Monday, November 23, 2009

Interfaith Road Show

A minister, a rabbi and a sheik get together...and this is what happens. Yes, it's true that in interfaith dialogue many of us try to avoid the difficult topics unless they're raised - I was on an interfaith panel that included my Ahmaddiya Muslim colleague devoting his entire presentation to the crucifixion of Jesus being a falsehood. Would I have spoken about the difference between Muslims and Christians on this issue if he hadn't raised it?

Saturday, November 14, 2009

Pollution in China

Chinese industrial pollution - in sickening colour. Reminds me of Edward Burtynsky's photos in Manufactured Landscapes.

Central American Thoughts

Nicholas Kristof, the New York Times columnist who writes about international affairs (his latest book is about the importance of lifting women out of poverty) asked for suggestions on where and who to visit in Central America for development stories. I typed out a few thoughts in the comments section of his blog:
"When I was visiting the United Church of Canada’s Mission and Service Fund projects in Nicaragua’s northern Atlantic region, I was impressed by the work of the Moravian Church in Puerto Cabezas. The church operates schools (including a university campus with a seminary) and a water-bottling operation that provides clean drinking water for the entire town. There is a Moravian women’s community centre which was built with funds provided by the Presbyterian Church of the USA, with a coordinator paid by the United Church of Canada. Miskito women at the centre make quilts and pillow cases for sale to feed their families in Puerto Cabezas and the interior. When I was there in 2007 they were asking for funds for classes to teach the women how to use sewing machines.
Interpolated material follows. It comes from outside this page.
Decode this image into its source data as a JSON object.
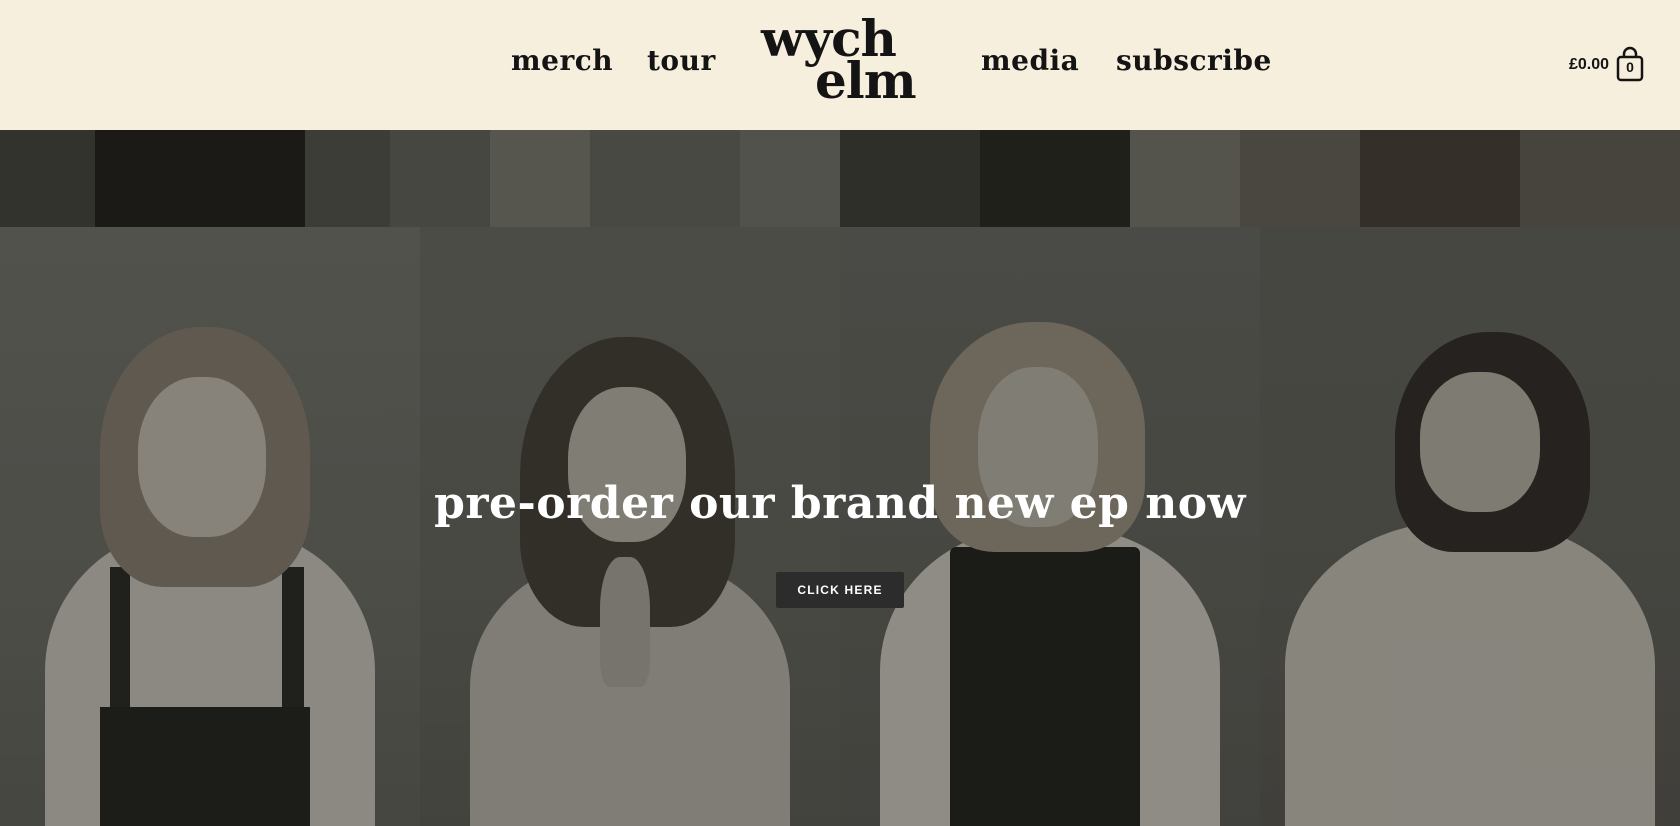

Two other aspects of the story of this area: it is near the Honduran border, so many of the men were Contra fighters during the 1980s, although there seems to be a spirit of cooperation between former Contras and the Sandinista government that was newly elected when I visited; and two hurricanes have hit the region hard in the last two years."

He's receiving a lot of excellent advice from people with experience on the ground in Central America - looking forward to his columns from the region.

Friday, November 13, 2009


Well, I am seriously out of the blogging loop - so far out that I had forgotten that there was a loop. Graduating, being ordained, moving, moving again, getting broken in at the new churches, finding it easier to post links and thoughts to Facebook than to the blog...all added up to no blogging for quite some time. But I promise to be a more conscientious blogger from now on.

Just back from the American Academy of Religion annual meeting in Montreal, where I presented a paper on French-language evangelism in the United Church of Canada, 1925-1975. Great conference - heard Tariq Ramadan (one of the world's leading Muslim intellectuals) twice, the Black Liberation theologian James Cone, a panel on multifaith understandings of death and dying in hospice care, a panel on the "death of God" theme, a presentation on Iroquois spirituality and culture with Ellen Gabriel (familiar to many Canadians from the Oka crisis 19 years ago), and saw the Bill Maher anti-religion documentary Religulous. Best line heard during the conference goes to James Cone: "Anyone who does not address the liberation of the poor and weak does not have the gospel. Maybe another gospel, but not the Christian gospel." He went on to say, "It's hard to preach the gospel and not be offensive. They just don't go together." Inspiring, enlightening, thought-provoking.